"Knowing anatomy a little bit, I'd say (the blow affected) C1 (vertebrae) down to about C5 or C6. I got a little adjustment all the way through," Roloson said. "The final minutes were pretty scrambling. When I got hit I took the whole inside edge off my skate … I was hoping our guys could do the job and they did a great job."
The Lightning have struggled defensively, and between the pipes, all season. Their star-studded offense, led by the League's leading goal scorer in Steven Stamkos, hasn't been able to keep up with the 163 goals allowed by the tandem of Roloson and Mathieu Garon. That's five more than the next-leakiest defense in Carolina (158), and the Hurricanes have played three more games.
Tampa Bay could be looking for another goalie in the trade market, ideally one that could do what Roloson did last year when he took over for Mike Smith in January. The Lightning reeled off six straight wins and their goalies allowed six goals in that span.

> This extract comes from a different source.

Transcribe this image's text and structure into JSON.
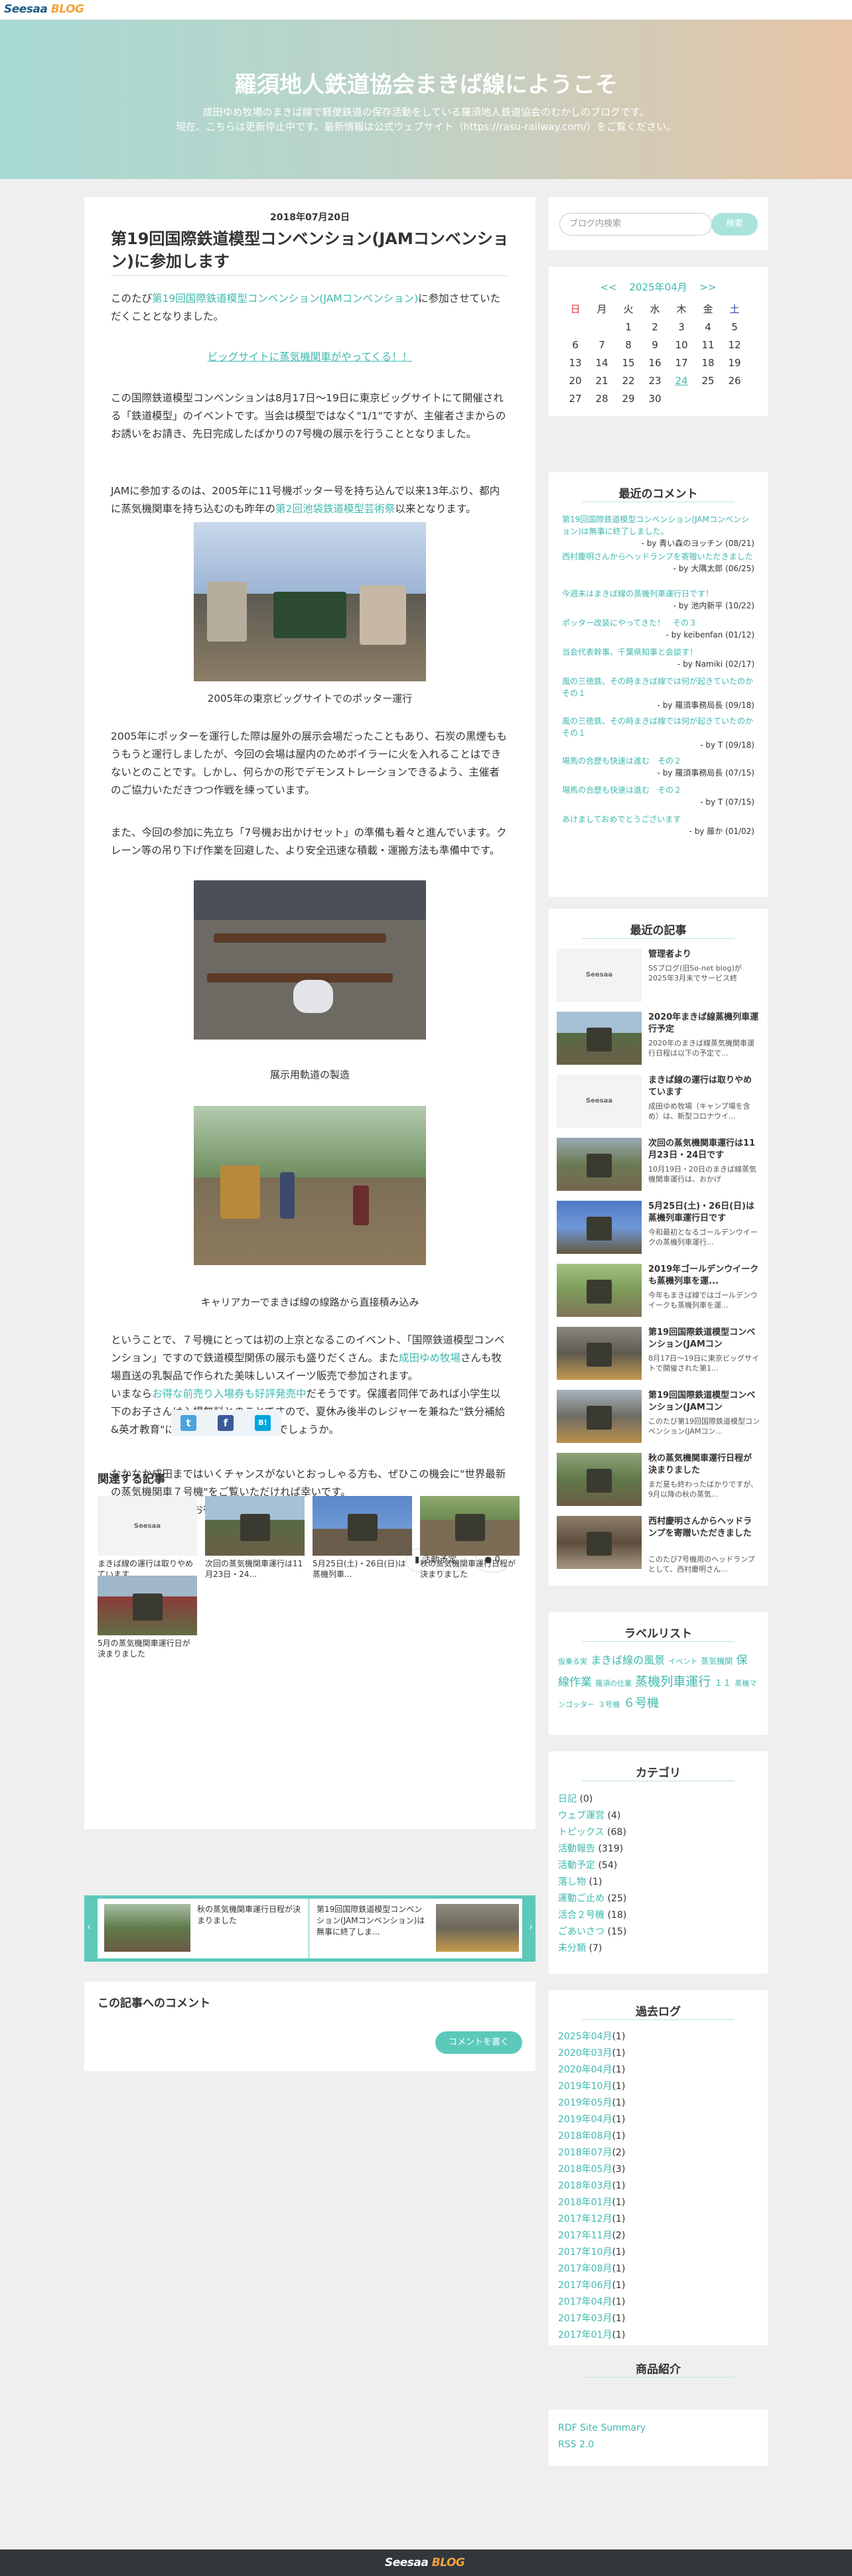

That hasn't happen this year. Roloson and Garon have been pulled a combined nine times this season, and 3.4 goals a game allowed is too much for even Stamkos, Martin St. Louis, Vincent LeCavalier and company to match (minus-31). Add in the losses of Marc-Andre Bergeron, Adam Hall, Victor Hedman, Mattias Ohlund, Tom Pyatt, Ryan Shannon, JT Wyman and now Malone -- who Boucher said was unlikely to be ready for the last game before the All-Star break -- Tuesday against Columbus.
Roloson showed flashes of last year's heroics against the Coyotes. He stood tall during the first period onslaught and made a brilliant glove save on a Ray Whitney backhander in the second period with Phoenix surging and the shorthanded Lightning beginning to wilt.
"I just tried to get over there as quick as I could and fortunately I was able to get the glove up," said Roloson, known for his low-key approach to media interviews. "You can't focus on anything other than the puck You can't focus on if the guys are tired or if they're not. That's out of your control. Just go out and give your guys a chance."
Stamkos, who scored his 32nd goal of the season to help the Lightning jump out to a 3-0 lead, said it was an important win for the team and Roloson. At 44 points, Tampa Bay is still nine points behind eighth-place Washington for the final playoffs spot. But with 35 games left to play, there is still time for a team with plenty of firepower to light the fuse. And a three-game winning streak is a good start.
"A big win," Stamkos said. "We needed everyone on board, but Roli was the reason we got those two points."